Modern Audemars Piguet
The Royal Oak has since become an emblem of the brand and its flagship collection.
The series was expanded upon in 1992 to mark the 20th anniversary of its debut when designer Emmanuel Gueit gave us the Royal Oak Offshore. A larger version of the original, the 42mm case made it the first oversized luxury watch, creating a trend jumped on by just about every manufacturer for the next two decades.
Elsewhere, Audemars Piguet have continued to innovate and in 2000 created the incredible ref. 25934PT to celebrate 125-years in business.
The limited edition platinum model features a perpetual calendar with equation of time, moon phases and leap year indication.
Today, far from being simply all about the Royal Oak and its various offshoots, AP fans flock to the brand for the stunning Jules Audemars collection of dress pieces, the offbeat Millenary range, the classic but unorthodox Code 11.59 series and the vintage-inspired [RE] Master01 chronograph.
In addition, the maison has continued to experiment with state-of-the-art materials and complications.

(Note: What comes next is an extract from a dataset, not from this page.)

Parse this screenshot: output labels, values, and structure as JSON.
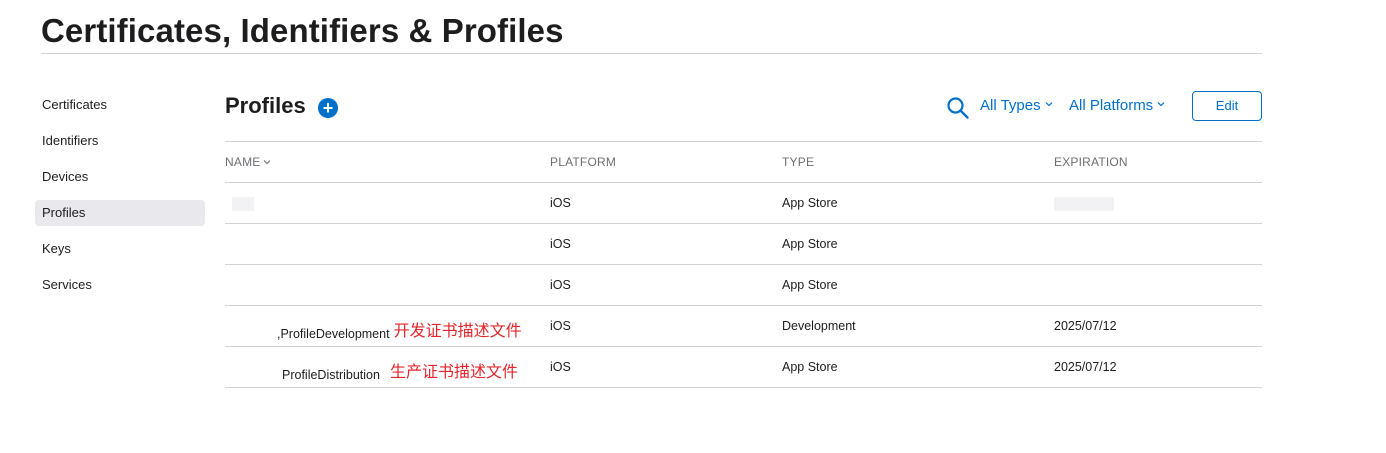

They were the first to issue a fully carbon fiber cased watch in 2007 and have introduced ceramic and frosted gold variants of their Royal Oak Offshore and Concept collections.
Their current portfolio houses something for everyone, whether your tastes run to the subtle or the extreme, and Audemars Piguet remain one of the true giants of the horology industry.